California's budget deal, coming 100 days after the protracted budget negotiations began, is anything but cause for celebration. True, the state will be able to start issuing debt, which is needed to pay for a myriad of things, such as public works projects. Localities will also get some much anticipated state funds. However, the legislature closed the state's $19 billion budget gap with unduly optimistic predictions and accounting gimmicks.
Now, on to the rosy predictions contained in the budget deal:
First, California has balanced its budget in part based on the assumption that the state will get $5.4 billion in federal funds. The problem is that the federal government has indicated that it will give something closer to $1.3 billion.
So there is about $4 billion that we can fairly safely assume the state will be short next year.
Second, the budget assumes that California will have higher than expected tax receipts. Why? A cynic would say because the state needs to balance the budget, and utilizing unreasonably optimistic predictions is the way to do it.
Next, where will be remainder of the revenue come from?
The state expects to receive $1.2 billion in revenue from the delay of a corporate tax break. California is also getting approximately $2-3 billion from a transfer of state funds, which the state will eventually have to be paid back. So there is another few billion that the state will have to pay back in the future.
We're now up to $7 billion that the state will have to pay off in the near future.
Next, on deck, the spending cuts:

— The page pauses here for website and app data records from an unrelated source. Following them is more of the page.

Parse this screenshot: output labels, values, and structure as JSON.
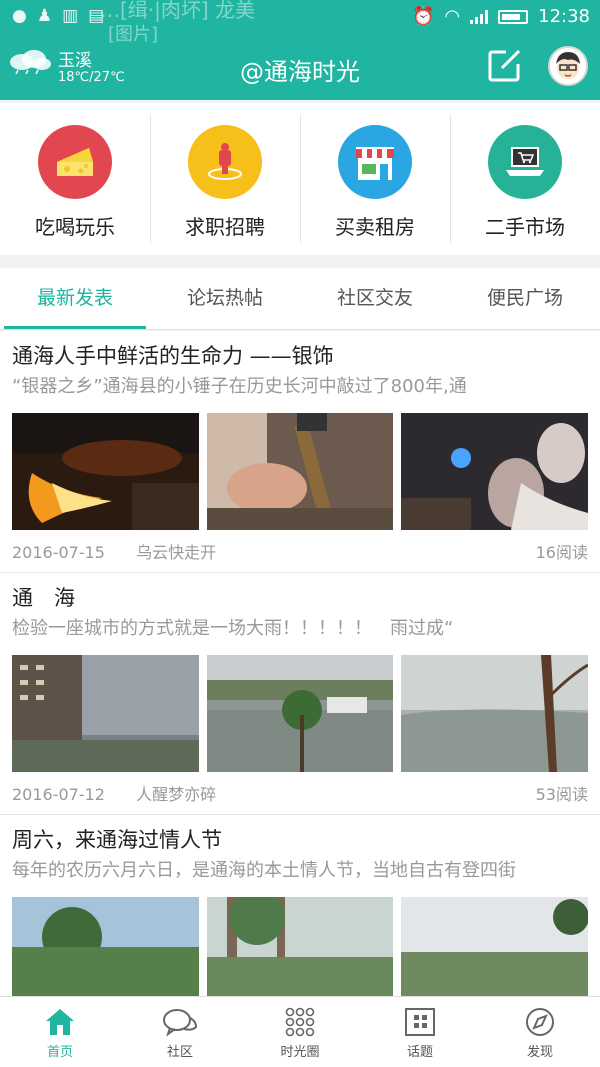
{
  "status_bar": {
    "time": "12:38",
    "ghost_text_line1": "…[缉·|肉坏] 龙美",
    "ghost_text_line2": "[图片]",
    "ghost_time": "12:38"
  },
  "header": {
    "title": "@通海时光",
    "weather_city": "玉溪",
    "weather_temp": "18℃/27℃",
    "accent": "#1fb5a0"
  },
  "categories": [
    {
      "label": "吃喝玩乐",
      "icon": "cheese-icon",
      "color": "#e2474f"
    },
    {
      "label": "求职招聘",
      "icon": "job-pin-icon",
      "color": "#f7bf1a"
    },
    {
      "label": "买卖租房",
      "icon": "shop-icon",
      "color": "#2aa7e3"
    },
    {
      "label": "二手市场",
      "icon": "laptop-cart-icon",
      "color": "#27b297"
    }
  ],
  "tabs": [
    "最新发表",
    "论坛热帖",
    "社区交友",
    "便民广场"
  ],
  "posts": [
    {
      "title": "通海人手中鲜活的生命力 ——银饰",
      "summary": "“银器之乡”通海县的小锤子在历史长河中敲过了800年,通",
      "date": "2016-07-15",
      "author": "乌云快走开",
      "reads": "16阅读"
    },
    {
      "title": "通　海",
      "summary": "检验一座城市的方式就是一场大雨！！！！！　雨过成“",
      "date": "2016-07-12",
      "author": "人醒梦亦碎",
      "reads": "53阅读"
    },
    {
      "title": "周六，来通海过情人节",
      "summary": "每年的农历六月六日，是通海的本土情人节，当地自古有登四街"
    }
  ],
  "bottom_nav": [
    "首页",
    "社区",
    "时光圈",
    "话题",
    "发现"
  ]
}
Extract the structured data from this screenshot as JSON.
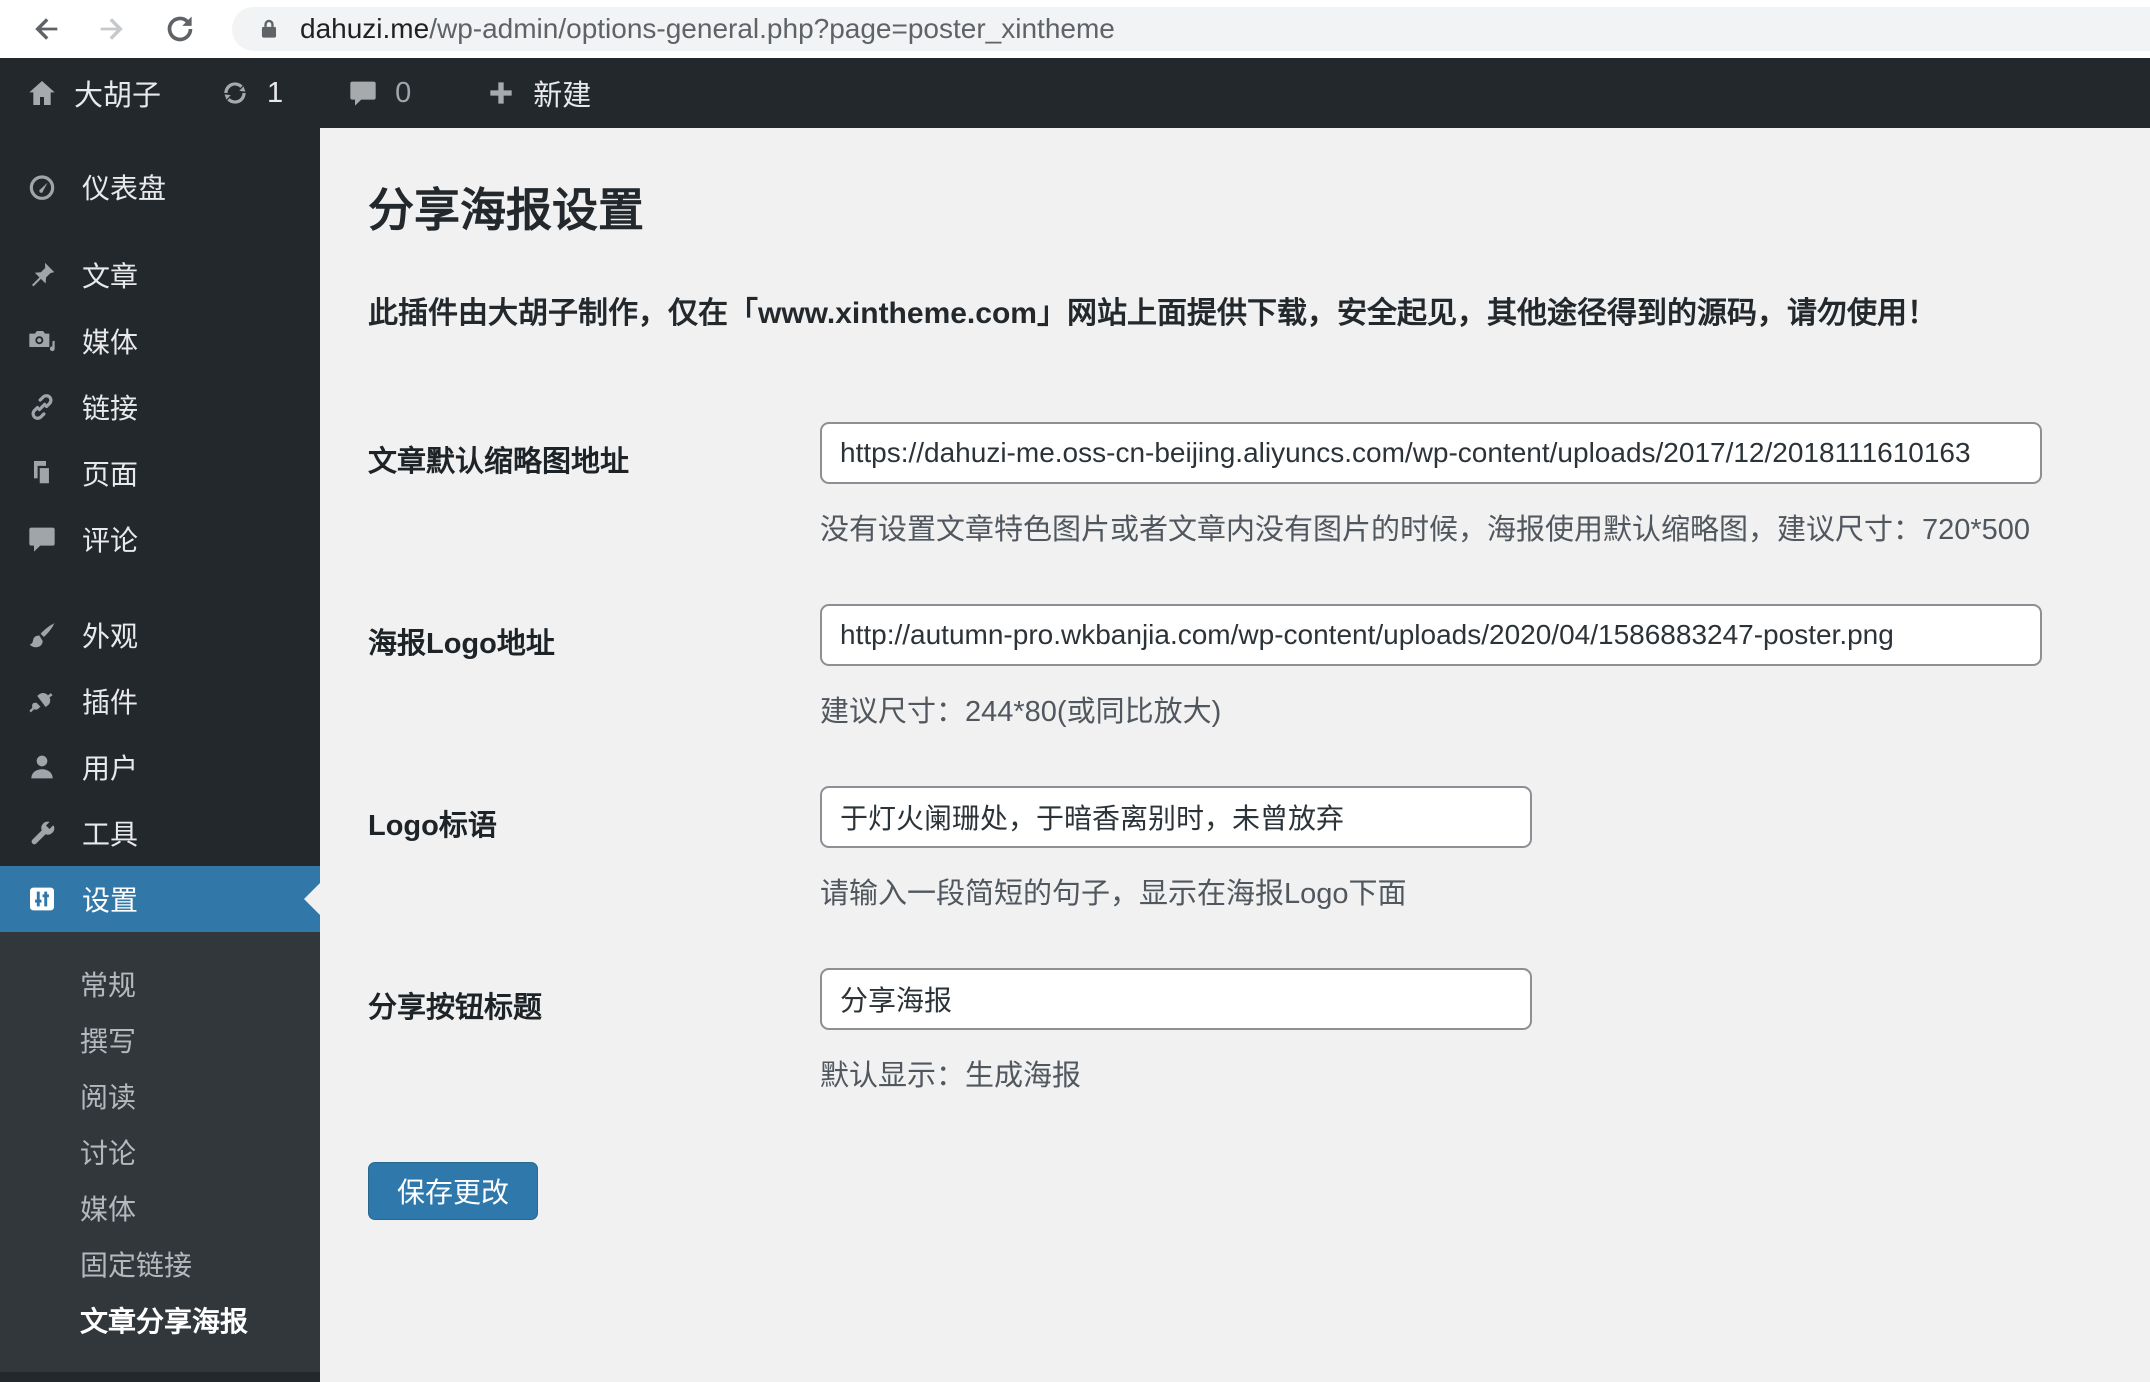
{
  "browser": {
    "url_domain": "dahuzi.me",
    "url_path": "/wp-admin/options-general.php?page=poster_xintheme"
  },
  "admin_bar": {
    "site_name": "大胡子",
    "update_count": "1",
    "comment_count": "0",
    "new_label": "新建"
  },
  "sidebar": {
    "menu": [
      {
        "label": "仪表盘"
      },
      {
        "label": "文章"
      },
      {
        "label": "媒体"
      },
      {
        "label": "链接"
      },
      {
        "label": "页面"
      },
      {
        "label": "评论"
      },
      {
        "label": "外观"
      },
      {
        "label": "插件"
      },
      {
        "label": "用户"
      },
      {
        "label": "工具"
      },
      {
        "label": "设置"
      }
    ],
    "settings_submenu": [
      {
        "label": "常规"
      },
      {
        "label": "撰写"
      },
      {
        "label": "阅读"
      },
      {
        "label": "讨论"
      },
      {
        "label": "媒体"
      },
      {
        "label": "固定链接"
      },
      {
        "label": "文章分享海报"
      }
    ]
  },
  "main": {
    "title": "分享海报设置",
    "notice": "此插件由大胡子制作，仅在「www.xintheme.com」网站上面提供下载，安全起见，其他途径得到的源码，请勿使用！",
    "fields": [
      {
        "label": "文章默认缩略图地址",
        "value": "https://dahuzi-me.oss-cn-beijing.aliyuncs.com/wp-content/uploads/2017/12/2018111610163",
        "help": "没有设置文章特色图片或者文章内没有图片的时候，海报使用默认缩略图，建议尺寸：720*500"
      },
      {
        "label": "海报Logo地址",
        "value": "http://autumn-pro.wkbanjia.com/wp-content/uploads/2020/04/1586883247-poster.png",
        "help": "建议尺寸：244*80(或同比放大)"
      },
      {
        "label": "Logo标语",
        "value": "于灯火阑珊处，于暗香离别时，未曾放弃",
        "help": "请输入一段简短的句子，显示在海报Logo下面"
      },
      {
        "label": "分享按钮标题",
        "value": "分享海报",
        "help": "默认显示：生成海报"
      }
    ],
    "save_button": "保存更改"
  },
  "colors": {
    "admin_dark": "#23282d",
    "submenu_dark": "#32373c",
    "active_blue": "#3178a8",
    "button_blue": "#2f78ab",
    "content_bg": "#f1f1f1"
  }
}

Forty percent of the $19 billion budget gap is made up in spending cuts. These cuts include: (1) a roll back of benefits to state workers, including a higher retirement age and a requirement for larger employee contributions to pension programs; (2) reductions in medical care to inmates; (3) reductions in pay to state in-home care workers; and (4) a reduction of approximately $3 billion in funding to schools, funding which is in fact voter mandated, and will have to be paid back in the future.
If you're still counting, we've now tallied approximately $10 billion that the state will have to pay back in the coming year or years.

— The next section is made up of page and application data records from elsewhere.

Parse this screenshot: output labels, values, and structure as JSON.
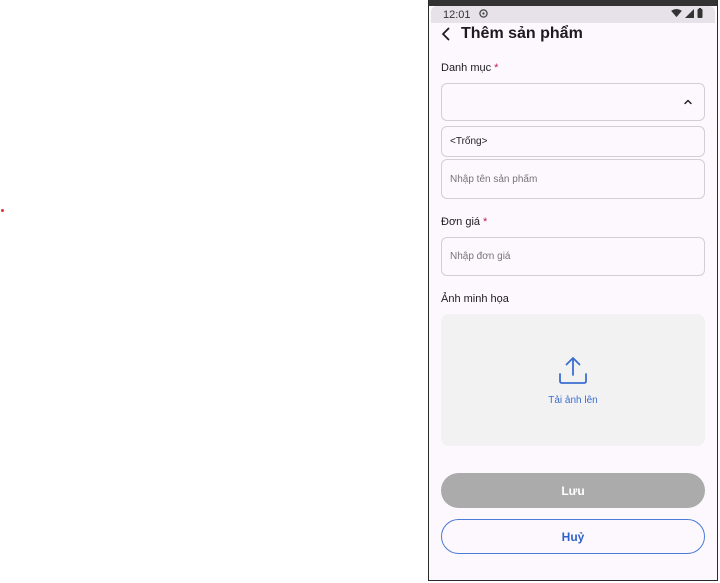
{
  "status_bar": {
    "time": "12:01"
  },
  "header": {
    "title": "Thêm sản phẩm"
  },
  "form": {
    "category": {
      "label": "Danh mục",
      "required_mark": "*",
      "value": "",
      "open_option": "<Trống>"
    },
    "product_name": {
      "placeholder": "Nhập tên sản phẩm"
    },
    "price": {
      "label": "Đơn giá",
      "required_mark": "*",
      "placeholder": "Nhập đơn giá"
    },
    "image": {
      "label": "Ảnh minh họa",
      "upload_label": "Tải ảnh lên"
    }
  },
  "buttons": {
    "save": "Lưu",
    "cancel": "Huỷ"
  },
  "colors": {
    "accent": "#3b6ed1",
    "required": "#c2185b",
    "disabled_button": "#ababab"
  }
}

The voters should tell their public officials that the time for accounting gimmicks and unrealistic expectations is gone. California just "closed its budget gap" by employing rosy predictions and accounting gimmicks, which actually demonstrate that the state is in the red to the tune of $10 billion.